Proper glottal closure requires a level of sensitivity that we don’t have when we start. It must be developed over time. Through exercise we can get to a point where we use the little “cuperto” to learn how to vibrate on the edges of the folds, which gives us a sense of flexibility and ease, and also use the strength of the breath from the body to provide power and intensity.
Ultimately this all gets filtered down to the visualization of vibrating on the edges of just the front portion of the vocal cords. What Lamperti called “the point” of the voice. Because the rest of the body reacts to this action, the mental sensation of staying on the front edges becomes the guide for all of our singing.
absolutely phenomenal and perfect way of describing this. Truly helpful
Yes, that is the trick. Lamperti said it well, “keep a warm heart and a cool head. 50/50 is a good mix.”
thanks Michael. Of course such knowledge only gets you so far: I have in the past let my psychology stuff me around too much!So I just REALLY want my emotions and heart to catch up to my head!

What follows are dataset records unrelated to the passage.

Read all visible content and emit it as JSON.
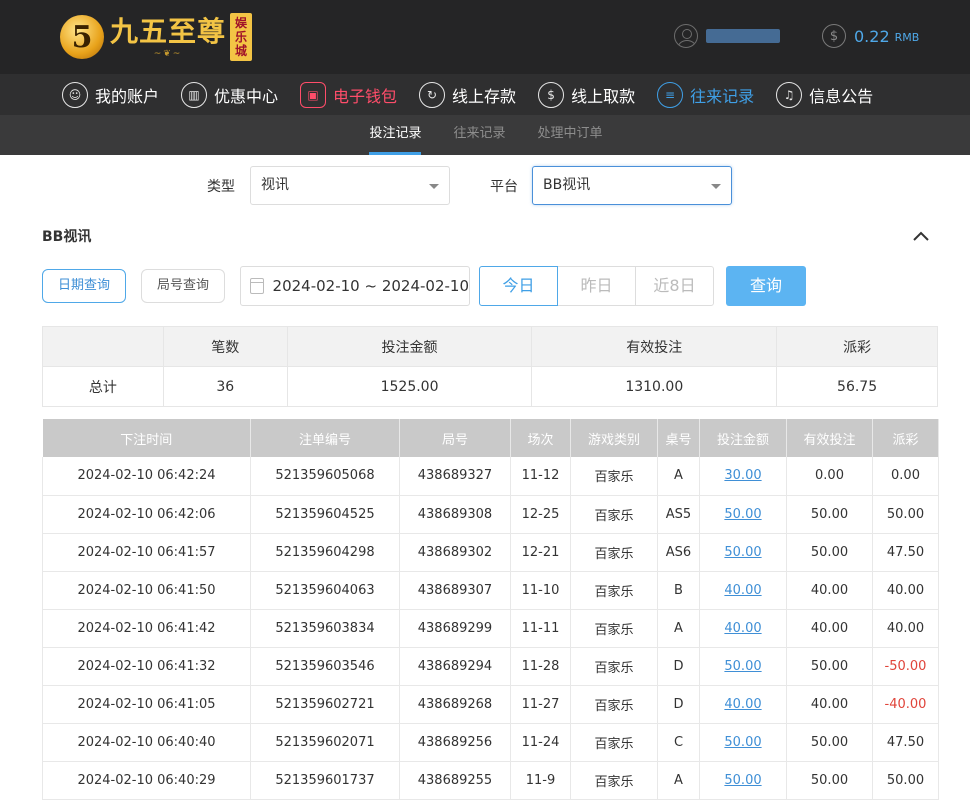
{
  "brand": {
    "logo_digit": "5",
    "name": "九五至尊",
    "tag": [
      "娱",
      "乐",
      "城"
    ],
    "deco": "~❦~"
  },
  "account": {
    "balance": "0.22",
    "unit": "RMB"
  },
  "nav": [
    {
      "label": "我的账户",
      "icon": "user-circle-icon",
      "glyph": "☺",
      "state": "normal"
    },
    {
      "label": "优惠中心",
      "icon": "gift-icon",
      "glyph": "▥",
      "state": "normal"
    },
    {
      "label": "电子钱包",
      "icon": "wallet-icon",
      "glyph": "▣",
      "state": "red"
    },
    {
      "label": "线上存款",
      "icon": "deposit-icon",
      "glyph": "↻",
      "state": "normal"
    },
    {
      "label": "线上取款",
      "icon": "withdraw-icon",
      "glyph": "$",
      "state": "normal"
    },
    {
      "label": "往来记录",
      "icon": "records-icon",
      "glyph": "≡",
      "state": "blue"
    },
    {
      "label": "信息公告",
      "icon": "bell-icon",
      "glyph": "♫",
      "state": "normal"
    }
  ],
  "subtabs": [
    {
      "label": "投注记录",
      "active": true
    },
    {
      "label": "往来记录",
      "active": false
    },
    {
      "label": "处理中订单",
      "active": false
    }
  ],
  "filter": {
    "type_label": "类型",
    "type_value": "视讯",
    "platform_label": "平台",
    "platform_value": "BB视讯"
  },
  "section_title": "BB视讯",
  "query": {
    "date_query": "日期查询",
    "round_query": "局号查询",
    "date_range": "2024-02-10 ~ 2024-02-10",
    "today": "今日",
    "yesterday": "昨日",
    "last8": "近8日",
    "search": "查询"
  },
  "summary": {
    "headers": [
      "笔数",
      "投注金额",
      "有效投注",
      "派彩"
    ],
    "row_label": "总计",
    "values": [
      "36",
      "1525.00",
      "1310.00",
      "56.75"
    ]
  },
  "records": {
    "headers": [
      "下注时间",
      "注单编号",
      "局号",
      "场次",
      "游戏类别",
      "桌号",
      "投注金额",
      "有效投注",
      "派彩"
    ],
    "rows": [
      [
        "2024-02-10 06:42:24",
        "521359605068",
        "438689327",
        "11-12",
        "百家乐",
        "A",
        "30.00",
        "0.00",
        "0.00"
      ],
      [
        "2024-02-10 06:42:06",
        "521359604525",
        "438689308",
        "12-25",
        "百家乐",
        "AS5",
        "50.00",
        "50.00",
        "50.00"
      ],
      [
        "2024-02-10 06:41:57",
        "521359604298",
        "438689302",
        "12-21",
        "百家乐",
        "AS6",
        "50.00",
        "50.00",
        "47.50"
      ],
      [
        "2024-02-10 06:41:50",
        "521359604063",
        "438689307",
        "11-10",
        "百家乐",
        "B",
        "40.00",
        "40.00",
        "40.00"
      ],
      [
        "2024-02-10 06:41:42",
        "521359603834",
        "438689299",
        "11-11",
        "百家乐",
        "A",
        "40.00",
        "40.00",
        "40.00"
      ],
      [
        "2024-02-10 06:41:32",
        "521359603546",
        "438689294",
        "11-28",
        "百家乐",
        "D",
        "50.00",
        "50.00",
        "-50.00"
      ],
      [
        "2024-02-10 06:41:05",
        "521359602721",
        "438689268",
        "11-27",
        "百家乐",
        "D",
        "40.00",
        "40.00",
        "-40.00"
      ],
      [
        "2024-02-10 06:40:40",
        "521359602071",
        "438689256",
        "11-24",
        "百家乐",
        "C",
        "50.00",
        "50.00",
        "47.50"
      ],
      [
        "2024-02-10 06:40:29",
        "521359601737",
        "438689255",
        "11-9",
        "百家乐",
        "A",
        "50.00",
        "50.00",
        "50.00"
      ]
    ]
  },
  "colors": {
    "accent": "#3f9fe6",
    "nav_red": "#ff4d6a",
    "negative": "#e0443a",
    "balance": "#4fa8e8"
  }
}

Good concepts. You have a very accurate perception of what we are looking for.
I think this is a very important topic as people tend to think that unless they FEEL the chords close, then they mustn’t be closing.

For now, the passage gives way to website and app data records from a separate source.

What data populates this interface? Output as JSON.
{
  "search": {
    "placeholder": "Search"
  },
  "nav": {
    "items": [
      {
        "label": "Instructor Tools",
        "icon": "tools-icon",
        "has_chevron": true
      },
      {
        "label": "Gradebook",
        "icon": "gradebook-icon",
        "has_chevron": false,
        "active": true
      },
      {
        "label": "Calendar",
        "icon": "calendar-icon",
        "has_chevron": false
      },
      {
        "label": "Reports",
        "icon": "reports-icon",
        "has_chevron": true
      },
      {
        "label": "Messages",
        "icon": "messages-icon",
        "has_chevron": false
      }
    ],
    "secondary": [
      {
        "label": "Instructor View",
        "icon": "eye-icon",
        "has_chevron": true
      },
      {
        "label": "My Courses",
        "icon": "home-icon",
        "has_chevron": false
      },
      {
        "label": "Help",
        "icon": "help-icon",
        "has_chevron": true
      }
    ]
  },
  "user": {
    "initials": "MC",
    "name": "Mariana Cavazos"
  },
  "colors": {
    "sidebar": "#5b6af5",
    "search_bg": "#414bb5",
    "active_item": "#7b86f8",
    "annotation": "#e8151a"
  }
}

I once heard this proper chord closure described variously as a ‘suction cup’, an aerofoil on a plane’s wing and even like static holding two sheets of paper together.
These analogies to me describe the FEELING of a tight seal that is delicately held together without overt pressure. The feeling you get when the chords just ‘suck’ together and don’t blow apart, but are held in an almost magnetic-like balance is awesome (when I am calm enough to let it happen).
I have only learnt this in the the 6 months (after years of gentle insistence from more knowlegeable people who got tired of repeating themselves!) and I admit sometimes it’s been tempting to push the voice instead of letting it be.
I find it helps me (as a contralto) to be vocalising on the open vowels up and down the scale while letting my jaw ‘chew’ back and down while my head tilts up (not dragging my jaw down, but slightly raising the top of my head to open the passage way of sound flow). This helps because, as David Jones says on his site, contraltos and basses really need to keep things ‘open’ in the pharynx “north, south, east and west” in order to blend and not squeeze or pull up chest way too high.
Keeping things metaphorically open and physically supported really helps get that balance so I can let the static-like closing of my glottis just ‘happen’. I have done a vocal fry and if not done correctly it feels yucky and squeezed; however visualising the back of your pharyx being open and imagining the vowels being sung low in your larynx helps to prevent such squeezing and you don’t even need to fry your chords, they just suck together.
I would recommend whining, cooing or crying over the vocal fry any day as they are done on a higher frequency and as you said, only use the lighter vocal folds. The fry is so EASY to stuff up. Seth Riggs used the ‘squeaky door’ analogy but all of these methods tempt you to slowly sneak away from the open and free flow of sound through a relaxed pharynx and encourage vowels to be sung ‘higher’ than they should. The cuperto is definitely the safest method, again encouraging openness of the throat and closed ‘static’ chords at the same time.
My final helpful hint was the tip from David Jones to very occasionally put your hands in front of your ears to the side like wings so you can ‘hear’ your voice better – you will notice that what feels like an unconnected sound in your head sounds very much like a loud, connected, closed chord sound when you hear this way – this experiment brings you much closer to what the audience outside your head is hearing!